Romeo M. Montenegro, investment and public affairs head of the Mindanao Development Authority (MinDA), told BusinessWorld that the proposal to establish the company “is gaining headway,” following meetings he attended in Manila with national officials.
The legislation will go before the plenary sessions of both Houses of Congress when they return from recess next month.
Senators are waiting for the House of Representatives to consolidate its proposals so the lower house version can be compared with proposals in the Senate.
A measure revising the power industry law now being considered in Congress shields the two hydroelectric complexes from privatization, making them an exception to the Electric Power Industry Reform Act, which specifies that the government be relieved of operating power companies.
However, Mr. Montenegro said a group from Lanao del Sur has signified its opposition to the proposal and backed the privatization of the Agus hydroelectric power complex, located within the province.
The Agus complex is one of the two power complexes that Minpocor will control, the other being the Pulangi complex in Bukidnon.
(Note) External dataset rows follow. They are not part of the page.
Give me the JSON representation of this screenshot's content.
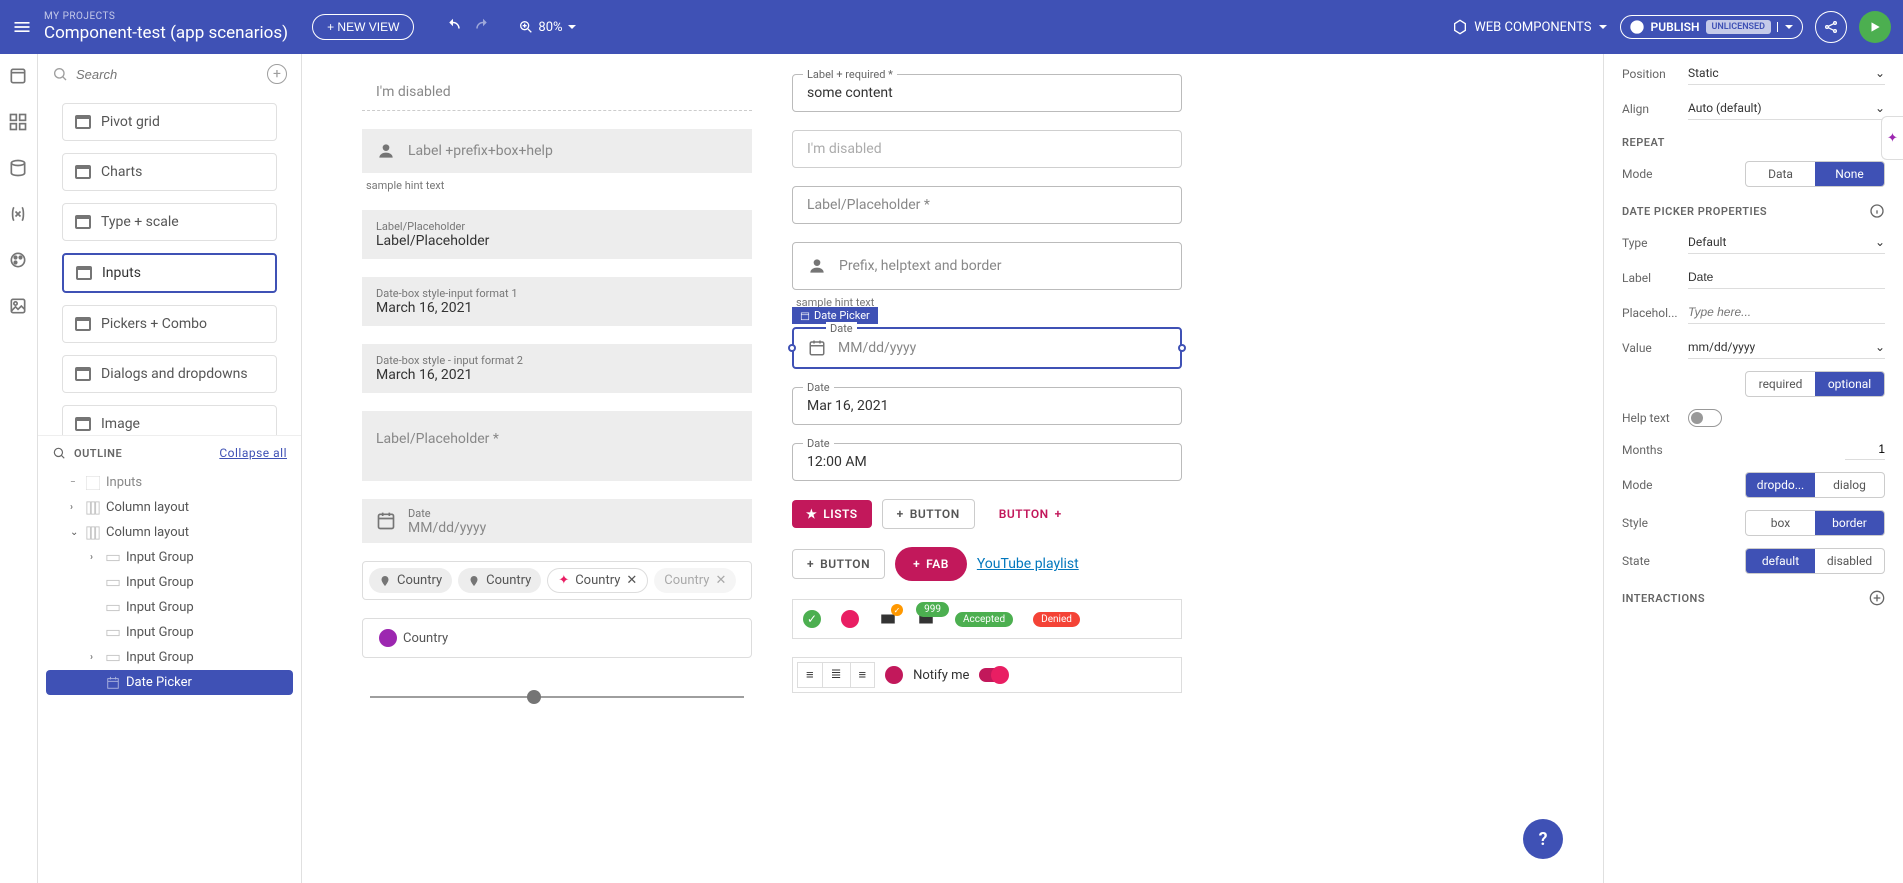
{
  "header": {
    "projects_label": "MY PROJECTS",
    "project_name": "Component-test (app scenarios)",
    "new_view": "+ NEW VIEW",
    "zoom": "80%",
    "web_components": "WEB COMPONENTS",
    "publish": "PUBLISH",
    "publish_badge": "UNLICENSED"
  },
  "search": {
    "placeholder": "Search"
  },
  "views": [
    {
      "label": "Pivot grid",
      "selected": false
    },
    {
      "label": "Charts",
      "selected": false
    },
    {
      "label": "Type + scale",
      "selected": false
    },
    {
      "label": "Inputs",
      "selected": true
    },
    {
      "label": "Pickers + Combo",
      "selected": false
    },
    {
      "label": "Dialogs and dropdowns",
      "selected": false
    },
    {
      "label": "Image",
      "selected": false
    }
  ],
  "outline": {
    "title": "OUTLINE",
    "collapse": "Collapse all",
    "nodes": [
      {
        "label": "Inputs",
        "indent": 1,
        "chev": ""
      },
      {
        "label": "Column layout",
        "indent": 1,
        "chev": "›"
      },
      {
        "label": "Column layout",
        "indent": 1,
        "chev": "⌄"
      },
      {
        "label": "Input Group",
        "indent": 2,
        "chev": "›"
      },
      {
        "label": "Input Group",
        "indent": 2,
        "chev": ""
      },
      {
        "label": "Input Group",
        "indent": 2,
        "chev": ""
      },
      {
        "label": "Input Group",
        "indent": 2,
        "chev": ""
      },
      {
        "label": "Input Group",
        "indent": 2,
        "chev": "›"
      },
      {
        "label": "Date Picker",
        "indent": 2,
        "chev": "",
        "selected": true
      }
    ]
  },
  "canvas": {
    "left": {
      "disabled_placeholder": "I'm disabled",
      "prefix_label": "Label +prefix+box+help",
      "hint1": "sample hint text",
      "lp_label": "Label/Placeholder",
      "lp_value": "Label/Placeholder",
      "datebox1_label": "Date-box style-input format 1",
      "datebox1_value": "March 16, 2021",
      "datebox2_label": "Date-box style - input format 2",
      "datebox2_value": "March 16, 2021",
      "textarea_label": "Label/Placeholder *",
      "date_simple_label": "Date",
      "date_simple_value": "MM/dd/yyyy",
      "chip": "Country",
      "chip_avatar": "Country"
    },
    "right": {
      "label_required": "Label + required *",
      "content_value": "some content",
      "disabled_placeholder": "I'm disabled",
      "lp_star": "Label/Placeholder *",
      "prefix_help": "Prefix, helptext and border",
      "hint2": "sample hint text",
      "sel_tag": "Date Picker",
      "sel_date_label": "Date",
      "sel_date_value": "MM/dd/yyyy",
      "date2_label": "Date",
      "date2_value": "Mar 16, 2021",
      "time_label": "Date",
      "time_value": "12:00 AM",
      "btn_lists": "LISTS",
      "btn_button": "BUTTON",
      "btn_button2": "BUTTON",
      "btn_button3": "BUTTON",
      "btn_fab": "FAB",
      "yt_link": "YouTube playlist",
      "badge_999": "999",
      "badge_accepted": "Accepted",
      "badge_denied": "Denied",
      "notify": "Notify me"
    }
  },
  "right_panel": {
    "position_label": "Position",
    "position_value": "Static",
    "align_label": "Align",
    "align_value": "Auto (default)",
    "repeat_title": "REPEAT",
    "mode_label": "Mode",
    "mode_data": "Data",
    "mode_none": "None",
    "props_title": "DATE PICKER PROPERTIES",
    "type_label": "Type",
    "type_value": "Default",
    "label_label": "Label",
    "label_value": "Date",
    "placeholder_label": "Placehol...",
    "placeholder_value": "Type here...",
    "value_label": "Value",
    "value_value": "mm/dd/yyyy",
    "required": "required",
    "optional": "optional",
    "helptext_label": "Help text",
    "months_label": "Months",
    "months_value": "1",
    "mode2_label": "Mode",
    "mode2_dropdown": "dropdo...",
    "mode2_dialog": "dialog",
    "style_label": "Style",
    "style_box": "box",
    "style_border": "border",
    "state_label": "State",
    "state_default": "default",
    "state_disabled": "disabled",
    "interactions_title": "INTERACTIONS"
  }
}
The two power sources have a combined installed capacity of almost one thousand megawatts, about half of the electricity requirement of Mindanao.
Whatever the course of action government selects, the group demanded that 30% of the Agus complex’s income be set aside for people living near the Lake Lanao, which is being tapped to run the complex.
“But the group did not identify who the people would benefit from the income,” Mr. Montenegro said.
The proponents have also been studying the estimated value of the two complexes based on available models. One is the value generated by similar assets that have been sold to the private sector, while the other model is replacement cost, less depreciation since the two plants are fully depreciated.
One proposal is for the new company to pay 25% of the price upfront, while the remainder will be paid out of funds to be borrowed from the national government as PSALM, the current owner of the complexes, only has a remaining life of 11 years.